Data records for software interfaces:
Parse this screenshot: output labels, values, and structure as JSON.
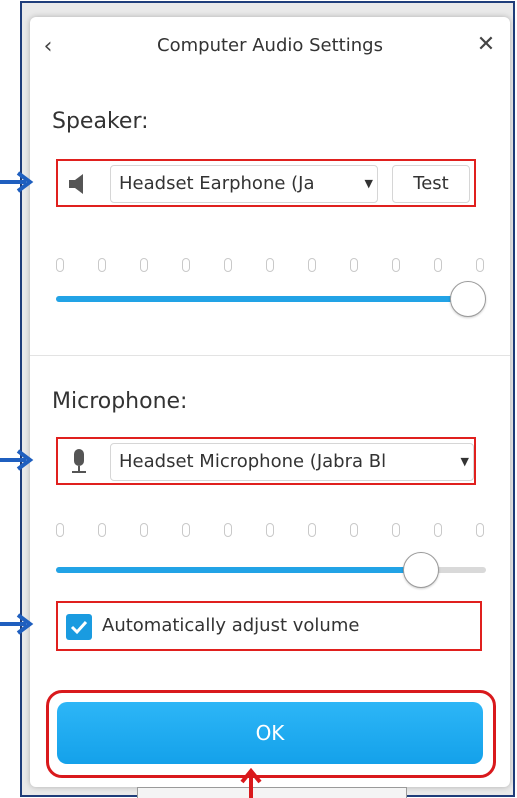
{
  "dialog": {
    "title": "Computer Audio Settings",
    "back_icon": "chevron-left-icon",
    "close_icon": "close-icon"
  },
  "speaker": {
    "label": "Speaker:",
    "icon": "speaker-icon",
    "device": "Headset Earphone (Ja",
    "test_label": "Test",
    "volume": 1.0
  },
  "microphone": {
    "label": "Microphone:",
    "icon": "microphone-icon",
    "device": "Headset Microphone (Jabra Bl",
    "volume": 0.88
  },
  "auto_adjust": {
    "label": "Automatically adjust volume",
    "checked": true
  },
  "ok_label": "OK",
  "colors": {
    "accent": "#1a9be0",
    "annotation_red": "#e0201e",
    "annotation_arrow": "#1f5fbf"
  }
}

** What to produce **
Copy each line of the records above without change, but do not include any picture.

** Solution **
Parse this screenshot: output labels, values, and structure as JSON.
{
  "dialog": {
    "title": "Computer Audio Settings",
    "back_icon": "chevron-left-icon",
    "close_icon": "close-icon"
  },
  "speaker": {
    "label": "Speaker:",
    "icon": "speaker-icon",
    "device": "Headset Earphone (Ja",
    "test_label": "Test",
    "volume": 1.0
  },
  "microphone": {
    "label": "Microphone:",
    "icon": "microphone-icon",
    "device": "Headset Microphone (Jabra Bl",
    "volume": 0.88
  },
  "auto_adjust": {
    "label": "Automatically adjust volume",
    "checked": true
  },
  "ok_label": "OK",
  "colors": {
    "accent": "#1a9be0",
    "annotation_red": "#e0201e",
    "annotation_arrow": "#1f5fbf"
  }
}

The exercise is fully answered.